Writing simply vs simple writing

Hemingway’s writing is poignant, direct, and seemingly unadorned, but it hardly simple.

Pretension is possibly the most fatal of a writer’s flaws. Long gone are the decadent purple prose descriptions that might ramble on for pages unconcerned for plot advancement, for character development, and for all elements of tension and conflict we nowadays deem crucial and mandatory in every word by word as the story unfolds.

Cut the crap and get to the point.

Undoubtedly you’ve been given this advice and I’ll be the last to try and revoke it.

  • Absolutely do not pepper your writing with extra adjectives or adverbs, or, for that matter, any word at all that isn’t absolutely needed.
  • Plant the fewest seeds and let Reader imagine his own version of your characters’ looks, their environs, their feelings, etc.
  • Show don’t tell.
  • Don’t use a fancier word if a more common one will suffice.
  • Write simply.

This doesn’t mean you should accept a generic term when in fact you intend something specific: you could just say pants, but don’t you give greater access via trousers vs skinny jeans?

We can blame our need for simplicity on the influence of television, on Reader’s diminished attention span that cannot survive descriptive tediums and, anyway, might not understand all those obscure synonyms. I can’t believe we’re growing dumber. As a matter of style, we can trace this preference back to Hemingway and his many followers.

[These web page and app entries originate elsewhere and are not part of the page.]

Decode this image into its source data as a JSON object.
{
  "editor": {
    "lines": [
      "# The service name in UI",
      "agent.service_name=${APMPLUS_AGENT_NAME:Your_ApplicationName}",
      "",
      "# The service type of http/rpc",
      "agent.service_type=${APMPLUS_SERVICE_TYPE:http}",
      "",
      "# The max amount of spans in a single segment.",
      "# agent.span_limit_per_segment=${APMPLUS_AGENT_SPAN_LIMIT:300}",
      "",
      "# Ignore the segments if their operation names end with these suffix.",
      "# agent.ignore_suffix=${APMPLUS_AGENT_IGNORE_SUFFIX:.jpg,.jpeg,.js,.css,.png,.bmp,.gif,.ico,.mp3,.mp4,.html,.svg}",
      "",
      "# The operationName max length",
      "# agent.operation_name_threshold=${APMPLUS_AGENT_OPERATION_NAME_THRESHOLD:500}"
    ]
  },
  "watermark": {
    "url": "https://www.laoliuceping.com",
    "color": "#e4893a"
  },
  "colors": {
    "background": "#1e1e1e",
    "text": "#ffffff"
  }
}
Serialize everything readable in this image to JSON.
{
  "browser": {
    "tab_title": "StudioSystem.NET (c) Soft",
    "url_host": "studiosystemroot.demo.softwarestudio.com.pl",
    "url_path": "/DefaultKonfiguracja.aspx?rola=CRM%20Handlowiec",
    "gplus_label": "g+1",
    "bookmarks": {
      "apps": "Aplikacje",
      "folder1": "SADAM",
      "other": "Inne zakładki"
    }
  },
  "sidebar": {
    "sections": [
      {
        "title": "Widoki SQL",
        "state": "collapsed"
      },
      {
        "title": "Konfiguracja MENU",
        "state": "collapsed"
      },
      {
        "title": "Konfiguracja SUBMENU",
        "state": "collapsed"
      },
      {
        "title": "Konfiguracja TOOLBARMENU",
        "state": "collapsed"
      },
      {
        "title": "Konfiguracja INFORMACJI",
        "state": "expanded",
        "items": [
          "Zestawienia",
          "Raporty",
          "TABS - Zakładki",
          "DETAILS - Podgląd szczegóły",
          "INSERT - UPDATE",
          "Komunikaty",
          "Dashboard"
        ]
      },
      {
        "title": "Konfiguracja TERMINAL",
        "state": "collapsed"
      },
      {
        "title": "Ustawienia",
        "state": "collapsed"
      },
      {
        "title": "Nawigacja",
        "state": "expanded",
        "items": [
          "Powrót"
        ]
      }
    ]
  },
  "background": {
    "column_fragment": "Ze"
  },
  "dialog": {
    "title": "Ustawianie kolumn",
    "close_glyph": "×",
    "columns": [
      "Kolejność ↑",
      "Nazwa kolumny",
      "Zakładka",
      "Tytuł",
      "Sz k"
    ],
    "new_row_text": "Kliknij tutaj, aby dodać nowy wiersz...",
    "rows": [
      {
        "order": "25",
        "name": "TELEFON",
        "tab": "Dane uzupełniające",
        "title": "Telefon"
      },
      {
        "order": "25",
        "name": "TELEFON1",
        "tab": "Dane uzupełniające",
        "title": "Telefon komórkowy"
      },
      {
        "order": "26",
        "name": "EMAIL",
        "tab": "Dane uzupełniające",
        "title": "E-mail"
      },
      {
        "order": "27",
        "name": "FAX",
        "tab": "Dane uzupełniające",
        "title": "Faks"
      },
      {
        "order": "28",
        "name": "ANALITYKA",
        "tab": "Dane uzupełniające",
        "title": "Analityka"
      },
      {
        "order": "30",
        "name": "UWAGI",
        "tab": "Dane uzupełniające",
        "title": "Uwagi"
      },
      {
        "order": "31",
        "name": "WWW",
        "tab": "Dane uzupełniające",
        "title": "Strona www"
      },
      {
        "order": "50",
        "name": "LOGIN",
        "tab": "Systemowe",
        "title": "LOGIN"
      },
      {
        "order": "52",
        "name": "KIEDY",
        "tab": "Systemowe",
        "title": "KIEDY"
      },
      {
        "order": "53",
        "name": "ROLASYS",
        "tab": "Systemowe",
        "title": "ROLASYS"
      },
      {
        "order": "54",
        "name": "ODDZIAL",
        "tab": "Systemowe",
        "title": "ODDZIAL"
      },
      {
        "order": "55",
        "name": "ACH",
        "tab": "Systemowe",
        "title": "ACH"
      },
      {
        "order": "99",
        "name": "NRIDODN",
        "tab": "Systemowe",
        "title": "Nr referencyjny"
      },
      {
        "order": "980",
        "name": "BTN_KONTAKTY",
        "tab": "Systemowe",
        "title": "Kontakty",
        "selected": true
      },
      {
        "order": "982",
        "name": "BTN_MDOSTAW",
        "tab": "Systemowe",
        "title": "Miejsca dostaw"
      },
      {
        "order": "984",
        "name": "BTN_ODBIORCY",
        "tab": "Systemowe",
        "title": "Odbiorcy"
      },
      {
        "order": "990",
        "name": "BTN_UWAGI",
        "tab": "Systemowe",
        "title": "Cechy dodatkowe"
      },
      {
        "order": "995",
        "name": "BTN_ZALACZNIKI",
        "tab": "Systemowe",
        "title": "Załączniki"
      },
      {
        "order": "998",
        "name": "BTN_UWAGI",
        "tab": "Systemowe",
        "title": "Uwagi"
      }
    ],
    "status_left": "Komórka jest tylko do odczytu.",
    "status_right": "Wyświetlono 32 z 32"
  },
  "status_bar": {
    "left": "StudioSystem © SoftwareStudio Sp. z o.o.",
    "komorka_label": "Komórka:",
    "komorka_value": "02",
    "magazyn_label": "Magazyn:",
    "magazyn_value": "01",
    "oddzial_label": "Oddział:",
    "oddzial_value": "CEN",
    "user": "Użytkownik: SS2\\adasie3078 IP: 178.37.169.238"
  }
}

But, for all their simplicity of diction, and lack of embellishments or artistic flourishes, for all their simplicity, the most enduring passages — our favourites, the ones we reread for inspiration, motivation, and an encouraged sense of being — are not simple!

Simply vs Simple

He was an old man who fished alone in a skiff in the Gulf Stream and he had gone eighty-four days now without taking a fish. In the first forty days a boy had been with him. But after forty days without a fish the boy’s parents had told him that the old man was now definitely and finally salao, which is the worst form of unlucky, and the boy had gone at their orders in another boat which caught three good fish the first week. It made the boy sad to see the old man come in each day with his skiff empty and he always went down to help him carry either the coiled lines or the gaff and harpoon and the sail that was furled around the mast. The sail was patched with flour sacks and, furled, it looked like the flag of permanent defeat.The old man was thin and gaunt with deep wrinkles in the back of his neck. The brown blotches of the benevolent skin cancer the sun brings from its reflection on the tropic sea were on his cheeks. The blotches ran well down the sides of his face and his hands had the deep-creased scars from handling heavy fish on the cords. But none of these scars were fresh. They were as old as erosions in a fishless desert. Everything about him was old except his eyes and they were the same color as the sea and were cheerful and undefeated.
— from “The Old Man and the Sea”

Writing simply, powerfully and directly does not end with simple writing. What difference is there? Hemingway does not simply cut to the barest of descriptions, the tersests of retellings, the simplest of dictions: he paces and varies his sentences, first long and simple, then short, then diversionary and complex. We feel the old man’s stubborn determination that keeps him alive with his skin blotches and scars, and we feel a likewise sympathy with the boy helping him despite his parents’ admonishings.

There is a rhythm to writing — a pace, a structure to our sentences — that we can harness to reflect the tone of the scene, the rhythm of the journey, the complicated contradictions of our emotions. Variety! Reader will grow bored with sentence after sentence of “she did blah blah” then “he did blah blah” without the necessary digressions inherent in our motives and emotions going all the way down to our compelling raison d’etre. Trust Reader to handle them. And he will as long as we remember to be truthful.

A favourite destination of mine in the Washington Cascades.

I have a weakness for dramatic scenery and the topo maps that encode it, the more variegated line patterning the better. A cliff in reality will be a densest nearly merging squeezing pack of lines; the summit becomes a convergence of concentric circles; the open valleys that lead us in are repeating arrowheads, plunging V’s rising to each side of the valley.

Likewise, the words of a story encode the action and drama of our stories. Just like we get bored if the story itself is monotonously progressing (either not at all, or at break-neck action), poor Reader will get bored if every sentence shares the same syntax, length, and placement.

So, sure you can favour shorter simpler sentences, but remember that sometimes a moment of indecision may warrant a diversion into a rambling one. A yet shorter sentence will carry the densest weight, from the greatest sadness to the fullest action. Can you feel it in: “But none of these scars were fresh”? Harness it!

Toward this end, added to my long study list is “Artful sentences: syntax as style” by Virginia Tufte arriving to me via recommendations within David Jauss’s wonderful essay on ‘What we talk about when we talk about flow‘.